But I also think that after all these years, at least six years, of this pretty difficult austerity, reminds me a little bit of Kansas where people were all for cutting taxes, and individual responsibility, and not spending so much money and all that, as they kept cutting, and cutting, and cutting to the bone. I think it's just like in Kansas. I don't think it's exactly the same, obviously, but you wind up with even the conservative Republican legislature overruling [Sam] Brownback, right? I think it took quite a toll. Then she was proposing to do even more cutting and wouldn't get out and explain things.

[Corbyn] ran a good campaign. He picked up on that. You'd have to say he was very authentic because he's the same guy, he's been saying the same thing. He changed a little bit, like on Trident. He changed a little bit about terrorism, you know, being a little tougher. But for the most part, he's been saying the same thing over, and over, and over again. He's got a lot of young people. They have a bit of a different racial dynamic there. They're the most diverse country in Europe, but it's still only 13% people of color.

Sirota: Do you think the Democratic Party here in the United States will look at the U.K. election results and see some lessons in it?

Graf: Money is different in England. It's much more regulated. It's true the Tories have much more money because they get money from wealthy people. Even in what they call the short campaign, that's the last seven or eight weeks, they can't advertise on television.

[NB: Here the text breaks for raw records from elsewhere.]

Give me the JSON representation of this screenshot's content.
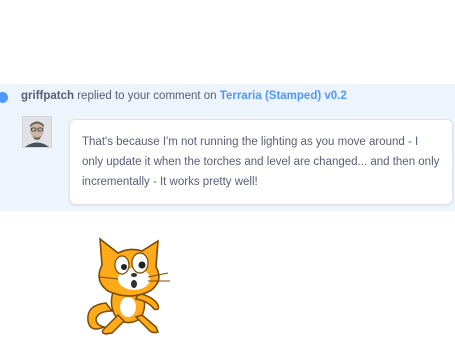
{
  "notification": {
    "username": "griffpatch",
    "action_text": " replied to your comment on ",
    "project_link": "Terraria (Stamped) v0.2",
    "comment": "That's because I'm not running the lighting as you move around - I only update it when the torches and level are changed... and then only incrementally - It works pretty well!"
  },
  "colors": {
    "row_background": "#eef4fb",
    "link_blue": "#4d97ff",
    "text_gray": "#575e75",
    "mascot_orange": "#ffab19"
  },
  "icons": {
    "avatar": "user-avatar",
    "mascot": "scratch-cat-icon"
  }
}
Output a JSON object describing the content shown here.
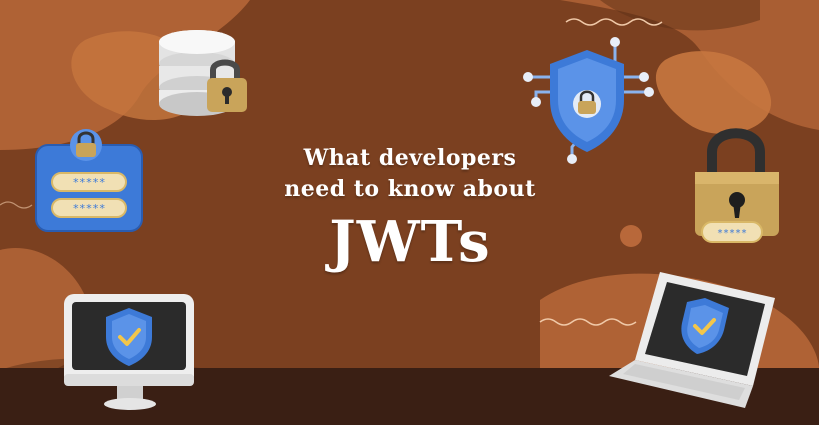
{
  "headline": {
    "line1": "What developers",
    "line2": "need to know about",
    "line3": "JWTs"
  },
  "password_mask": "*****",
  "colors": {
    "background": "#7b4020",
    "blob_light": "#b8683a",
    "blob_dark": "#5e2f16",
    "floor": "#3a1f14",
    "shield_blue": "#3d7ad8",
    "lock_gold": "#c9a45a",
    "check_yellow": "#f3c64a",
    "headline_text": "#ffffff"
  },
  "icons": [
    "database-lock-icon",
    "password-card-icon",
    "circuit-shield-icon",
    "padlock-password-icon",
    "monitor-shield-icon",
    "laptop-shield-icon"
  ]
}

You don't have to be that tied to money interests.

Remember, you're running in a whole lot of people. It helps if people respect the leader of the particular party, but a lot of people, as I understood it, this is just from three or four people, a lot of the MPs that ran ran locally. Many of them didn't even have Corbyn stuff on their leaflets. They ran on that, "The government, the Tory government, is destroying our ability to have any services in our area." That's different than in our country. People were getting pretty fed up with the vast cuts.

I don't know exactly how to tie it in. The Democrats are much more tied to financial interests than the Labour Party was, and even the Tories, because you're limited on money there. Although, they probably outspent Labour three or four to one, I would imagine.

I think the smart Democrats, they'd get out into the working, white class communities, not just to try to turn them on a vote, but understand them and understand what's going on. Why in Kansas would they go against Brownback? Oklahoma's down, and many of their school districts, four days a week. It's hard for me to imagine that some of the many parents there are saying, "How the hell is my kid going to compete? We don't even have a full week of education anymore."

I think if the Democratic Party would get into some of these Midwestern states, and other places where they barely lost, and talk to people, and respect them, and ask them really what is the result of what's happening, the way apparently Corbyn and his team did... People can discount momentum for being too far left or being just part of the Jeremy Corbyn wing, but they put a lot of people on the street."